Bridal Shoes Online Biography
Shoes date back to the 8,000s BC – a very long history, indeed. Over the millennia all manner of styles and materials have been used for shoes. Some successful (the modern athletic shoe) and some not successful at all (lotus shoes). This list looks at ten bizarre styles of shoe from early to modern history.
Long before the 1970′s and the platform shoes, Japanese maiko (apprentice geisha) had been wearing Okobo sandals or clogs. The reason for wearing these very high platform shoes was not solely for fashion, but also for very practical reasons. If you are wearing a very expensive kimono that hangs all the way to your feet, you do not want to get mud on it when you walk outside. Okobo are made of one piece of solid wood forming the sole. Usually the wood has a very natural finish, or no varnish at all. But during the summer, maiko will wear black lacquered Okobo. The hight of Okobo shoes generally measures at 5 1/2 inches (14 cm), and the wood sole is carved hollow, giving them a very distinctive sound when one walks in them. In fact, the word Okobo is an onomatopoeia, that is it represents the sound of walking in them. A V-shaped thong of cloth forms the upper part of the sandal. The color of the cloth depends on the status of the maiko. For instance, a new maiko will wear red, while one who has nearly finished her apprenticeship will wear yellow
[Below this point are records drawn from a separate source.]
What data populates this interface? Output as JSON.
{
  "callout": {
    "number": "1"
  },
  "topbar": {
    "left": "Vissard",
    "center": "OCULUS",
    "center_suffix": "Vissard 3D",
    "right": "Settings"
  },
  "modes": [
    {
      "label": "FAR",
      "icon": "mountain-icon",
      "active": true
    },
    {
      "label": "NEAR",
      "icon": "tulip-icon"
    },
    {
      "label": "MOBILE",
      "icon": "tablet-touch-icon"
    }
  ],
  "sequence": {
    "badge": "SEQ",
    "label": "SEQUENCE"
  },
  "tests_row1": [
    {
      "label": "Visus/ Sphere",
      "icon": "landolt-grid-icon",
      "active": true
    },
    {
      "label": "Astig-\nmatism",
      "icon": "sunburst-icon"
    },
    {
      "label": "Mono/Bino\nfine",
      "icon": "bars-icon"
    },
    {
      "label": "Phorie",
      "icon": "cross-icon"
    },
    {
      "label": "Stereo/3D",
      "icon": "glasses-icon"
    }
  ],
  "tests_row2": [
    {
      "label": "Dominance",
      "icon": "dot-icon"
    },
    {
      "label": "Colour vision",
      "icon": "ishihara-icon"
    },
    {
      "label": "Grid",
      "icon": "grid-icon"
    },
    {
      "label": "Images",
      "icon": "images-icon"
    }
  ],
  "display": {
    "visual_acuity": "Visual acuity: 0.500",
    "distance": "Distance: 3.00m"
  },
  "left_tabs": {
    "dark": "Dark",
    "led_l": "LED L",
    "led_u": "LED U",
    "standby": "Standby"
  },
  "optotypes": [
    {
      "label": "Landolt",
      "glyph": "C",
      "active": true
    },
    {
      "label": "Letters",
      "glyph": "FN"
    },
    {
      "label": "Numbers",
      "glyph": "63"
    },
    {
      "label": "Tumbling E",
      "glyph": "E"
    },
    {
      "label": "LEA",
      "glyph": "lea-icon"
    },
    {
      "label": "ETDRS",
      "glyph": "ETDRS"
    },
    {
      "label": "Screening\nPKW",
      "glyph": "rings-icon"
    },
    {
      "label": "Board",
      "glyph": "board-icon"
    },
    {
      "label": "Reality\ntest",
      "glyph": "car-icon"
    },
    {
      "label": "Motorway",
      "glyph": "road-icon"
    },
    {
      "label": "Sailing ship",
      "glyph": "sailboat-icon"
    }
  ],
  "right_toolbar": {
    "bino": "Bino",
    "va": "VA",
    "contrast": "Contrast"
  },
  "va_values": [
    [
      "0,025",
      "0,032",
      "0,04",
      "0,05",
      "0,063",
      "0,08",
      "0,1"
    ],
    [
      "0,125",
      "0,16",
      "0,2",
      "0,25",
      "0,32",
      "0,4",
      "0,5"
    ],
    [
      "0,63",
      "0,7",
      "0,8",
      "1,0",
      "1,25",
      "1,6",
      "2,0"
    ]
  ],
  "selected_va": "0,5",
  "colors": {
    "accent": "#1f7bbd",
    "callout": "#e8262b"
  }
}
Shoes and stockings became very important for men in the 1700′s, when the tailored coat and breeches came into fashion and the focus shifted to the lower body. Suddenly, it was all about the shapely legs, and men wanted to wear flattering, fanciful hose and shoes to accentuate them. Louis XIV also had a thing for high heels with red soles and heels. It must have been tough being short in stature but lofty in power, so I guess he thought he would even it up a bit. Of course, what the king does, everyone else copies, so everyone who was anyone wore high heels with red soles and heels. After all, what would be more proper to wear with Petticoat breeches, than high-heeled shoes? Boots went completely out of style in favor of these new elegant heels, now elaborately decorated with ribbons, rosettes or buckles.
Silver studded Wooden stilts known as “kabkabs” or “nalins” were once a practical way for women in the Middle East to protect themselves from dirt and discomfort on wet, muddy streets and in hot, wet bathhouses. Those belonging to the wealthy were often richly inlaid with mother of pearl. They were several inches high and had embroidered leather, silk or velvet straps. The name “kabkab” is derived from the sound they make when walking on marble floors. The uppers were embroidered with silver, gold or pewter wire. For special occasions, like a wedding, the wooden stilts were entirely covered with intricately decorated silver, or with small silver ornaments. Many times brides were very young girls and, therefore, small in stature. To compensate this, bridal kabkabs were sometimes made as high as two feet. Socially, kabkabs were only worn by women. In bathhouses, however, simple ones, sometimes with a little carving only and a leather-strap upper, were also worn by men.